Anecdotally, that experience should have been an adequate answer to my question of whether yoga was enough exercise to lose weight, but it really wasn’t. For even though I did lose a few pounds over the course of my trip, it’s hard to say if that was the yoga, or the constant sickness from the conditions I was living in. I was also highly stressed from the excessive traffic, heat, animals, cow droppings and all the wonderful chaos India has to offer, so my cortisol levels were constantly elevated and my sleep was crap. These are two things that have a HUGE influence on body fat levels and diet control.
A few years after I returned from India and resuming a normal life, I decided to take a hiatus from running, which was my go-to form of exercise at the time. Instead, I did 30 minutes of yoga most days and nothing else.
Guess what happened!
I lost about 10lbs of body fat.
Why? Because now my cortisol levels were normal being back in the ever-so-calming city of Los Angeles (compared to India, that is). I was sleeping like a boss and eating way less because I wasn’t constantly hungry from all the running I was doing (excessive cardio elevates hunger levels). So the net result was less hunger/exhaustion/stress and therefore, less overall calories consumed.
So what does this mean?
It means that yes, yoga can be enough to lose weight and/or maintain decent fitness. From the perspective of cardiovascular heart health, as long as you can get into the range of 50 to 75% of your max heart rate for at least 20 minutes, you doing good. You may not win an Ironman anytime soon, but your heart will be just peachy.
From a musculoskeletal perspective, bodyweight exercises that at least challenge your current strength on a regular basis, will improve overall strength and can maintain muscle quality. You’re not going to win any bodybuilding competitions, but for most people, that’s just fine.
From a balance, agility and flexibility standpoint, yoga is king, so you’re not going to get much better than this kind of training.
What it boils down to is that yes, yoga can be a great exercise for weight loss. So can Pilates, barre or Zumba. The thing to watch out for is repetitive movement injuries. Yoga has a lot of forward and back bending and chaturangas, so the more you do it, the more you increase the risk of overuse injuries.
In an ideal situation, you would pair yoga up with something else like cycling, speed walking, hiking hills or sprinting. Anything that uses lower body strength would compliment yoga’s upper body concentration just swimmingly.
If you are going to make yoga your one and only exercise, switch up your styles to keep things interesting and safe.
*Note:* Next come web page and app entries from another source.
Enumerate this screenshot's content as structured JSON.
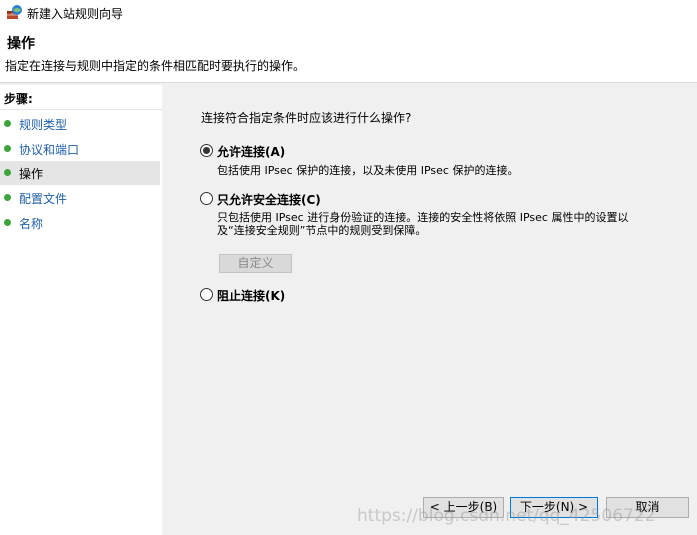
{
  "window": {
    "title": "新建入站规则向导",
    "icon": "firewall-wizard-icon"
  },
  "header": {
    "title": "操作",
    "subtitle": "指定在连接与规则中指定的条件相匹配时要执行的操作。"
  },
  "sidebar": {
    "steps_label": "步骤:",
    "steps": [
      {
        "label": "规则类型",
        "active": false
      },
      {
        "label": "协议和端口",
        "active": false
      },
      {
        "label": "操作",
        "active": true
      },
      {
        "label": "配置文件",
        "active": false
      },
      {
        "label": "名称",
        "active": false
      }
    ],
    "dot_color": "#3ca43c"
  },
  "main": {
    "question": "连接符合指定条件时应该进行什么操作?",
    "options": [
      {
        "label": "允许连接(A)",
        "selected": true,
        "description": "包括使用 IPsec 保护的连接，以及未使用 IPsec 保护的连接。"
      },
      {
        "label": "只允许安全连接(C)",
        "selected": false,
        "description": "只包括使用 IPsec 进行身份验证的连接。连接的安全性将依照 IPsec 属性中的设置以及“连接安全规则”节点中的规则受到保障。"
      },
      {
        "label": "阻止连接(K)",
        "selected": false,
        "description": ""
      }
    ],
    "customize_label": "自定义"
  },
  "footer": {
    "back_label": "< 上一步(B)",
    "next_label": "下一步(N) >",
    "cancel_label": "取消"
  },
  "watermark": "https://blog.csdn.net/qq_42506722"
}
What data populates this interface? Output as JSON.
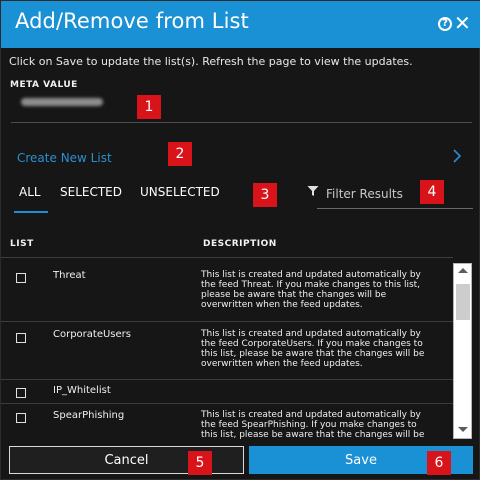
{
  "dialog": {
    "title": "Add/Remove from List",
    "instructions": "Click on Save to update the list(s). Refresh the page to view the updates.",
    "meta_label": "META VALUE",
    "create_list_label": "Create New List",
    "tabs": [
      {
        "label": "ALL",
        "active": true
      },
      {
        "label": "SELECTED",
        "active": false
      },
      {
        "label": "UNSELECTED",
        "active": false
      }
    ],
    "filter_placeholder": "Filter Results",
    "columns": {
      "list": "LIST",
      "description": "DESCRIPTION"
    },
    "rows": [
      {
        "name": "Threat",
        "checked": false,
        "desc_lines": [
          "This list is created and updated automatically by",
          "the feed Threat. If you make changes to this list,",
          "please be aware that the changes will be",
          "overwritten when the feed updates."
        ]
      },
      {
        "name": "CorporateUsers",
        "checked": false,
        "desc_lines": [
          "This list is created and updated automatically by",
          "the feed CorporateUsers. If you make changes to",
          "this list, please be aware that the changes will be",
          "overwritten when the feed updates."
        ]
      },
      {
        "name": "IP_Whitelist",
        "checked": false,
        "desc_lines": []
      },
      {
        "name": "SpearPhishing",
        "checked": false,
        "desc_lines": [
          "This list is created and updated automatically by",
          "the feed SpearPhishing. If you make changes to",
          "this list, please be aware that the changes will be"
        ]
      }
    ],
    "cancel_label": "Cancel",
    "save_label": "Save"
  },
  "annotations": [
    "1",
    "2",
    "3",
    "4",
    "5",
    "6"
  ],
  "colors": {
    "accent": "#1a90d5",
    "background": "#161617",
    "annotation_badge": "#d8141a",
    "link": "#2a8fd0"
  },
  "icons": {
    "help": "help-icon",
    "close": "close-icon",
    "chevron": "chevron-right-icon",
    "filter": "filter-icon"
  }
}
Bikram is not as flowy as ashtanga or vinyasa, but still provides a good challenge (or so I hear, I’ve never done it).
But the key thing to remember is that fitness is a teeny weeny portion of your overall health and fitness result. If you want a rockin bod, that’s a kitchen job, not a gym job. 80% of your fat loss efforts result from what you put in your mouth, so just keep reminding yourself of that! Your stress levels and sleep quality is equally (and perhaps even more) important than exercise, so keep your investment in fitness in perspective. And finally, if you want a perky butt, regardless of what else you’re doing, unless you’re genetically blessed, you’re going to have to do weighted squats. End of story.
[tweetthis]”80% of your fat loss efforts results from what you put in your mouth.”[/tweetthis]
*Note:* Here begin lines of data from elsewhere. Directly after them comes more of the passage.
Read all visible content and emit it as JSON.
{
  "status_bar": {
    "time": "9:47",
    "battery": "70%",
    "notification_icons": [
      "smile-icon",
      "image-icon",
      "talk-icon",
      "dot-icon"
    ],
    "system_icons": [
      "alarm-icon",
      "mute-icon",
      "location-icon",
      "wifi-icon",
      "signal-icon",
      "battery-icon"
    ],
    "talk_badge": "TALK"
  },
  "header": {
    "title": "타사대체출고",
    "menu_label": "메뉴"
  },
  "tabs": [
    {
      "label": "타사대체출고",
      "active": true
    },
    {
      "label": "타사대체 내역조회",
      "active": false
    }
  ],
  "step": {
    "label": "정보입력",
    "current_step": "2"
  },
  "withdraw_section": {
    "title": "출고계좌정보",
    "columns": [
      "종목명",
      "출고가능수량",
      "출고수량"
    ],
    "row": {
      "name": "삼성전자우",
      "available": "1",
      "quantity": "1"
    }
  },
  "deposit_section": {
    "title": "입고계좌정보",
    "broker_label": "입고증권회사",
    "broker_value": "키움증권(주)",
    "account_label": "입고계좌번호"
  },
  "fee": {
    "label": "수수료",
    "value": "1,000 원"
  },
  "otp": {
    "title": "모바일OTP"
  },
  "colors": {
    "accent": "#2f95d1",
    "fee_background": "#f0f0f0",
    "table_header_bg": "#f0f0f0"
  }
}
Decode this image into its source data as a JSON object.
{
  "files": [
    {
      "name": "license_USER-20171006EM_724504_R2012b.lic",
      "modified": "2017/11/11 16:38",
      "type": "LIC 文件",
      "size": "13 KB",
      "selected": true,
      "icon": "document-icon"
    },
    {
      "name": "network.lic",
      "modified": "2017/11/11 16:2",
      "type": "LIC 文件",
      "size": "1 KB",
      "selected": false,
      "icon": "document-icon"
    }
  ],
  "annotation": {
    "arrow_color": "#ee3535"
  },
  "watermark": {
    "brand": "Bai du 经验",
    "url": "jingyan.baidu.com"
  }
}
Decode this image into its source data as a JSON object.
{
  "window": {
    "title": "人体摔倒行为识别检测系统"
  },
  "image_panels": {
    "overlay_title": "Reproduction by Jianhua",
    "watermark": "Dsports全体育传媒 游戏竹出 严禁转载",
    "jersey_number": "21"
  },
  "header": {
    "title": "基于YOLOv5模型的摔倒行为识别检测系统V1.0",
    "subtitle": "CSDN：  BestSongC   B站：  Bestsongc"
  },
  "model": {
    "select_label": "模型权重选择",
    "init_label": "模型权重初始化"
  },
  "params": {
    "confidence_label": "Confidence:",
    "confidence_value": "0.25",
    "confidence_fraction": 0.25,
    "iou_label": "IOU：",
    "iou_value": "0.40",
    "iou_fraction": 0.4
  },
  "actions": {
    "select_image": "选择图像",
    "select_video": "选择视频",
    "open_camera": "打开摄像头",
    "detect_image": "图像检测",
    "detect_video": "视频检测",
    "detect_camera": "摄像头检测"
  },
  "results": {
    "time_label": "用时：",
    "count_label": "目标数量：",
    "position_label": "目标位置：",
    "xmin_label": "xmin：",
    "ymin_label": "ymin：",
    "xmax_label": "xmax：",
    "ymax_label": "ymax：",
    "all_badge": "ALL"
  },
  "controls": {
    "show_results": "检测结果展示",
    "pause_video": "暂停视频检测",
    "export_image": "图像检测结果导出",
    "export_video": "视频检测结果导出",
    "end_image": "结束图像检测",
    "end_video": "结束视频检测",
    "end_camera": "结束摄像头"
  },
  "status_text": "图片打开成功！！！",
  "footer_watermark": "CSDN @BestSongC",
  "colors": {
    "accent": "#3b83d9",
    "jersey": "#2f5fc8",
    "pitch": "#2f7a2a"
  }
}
Are you a fan of yoga? Have you ever focused on that exclusively? It might be worth a try for 30 days to see how it makes you feel.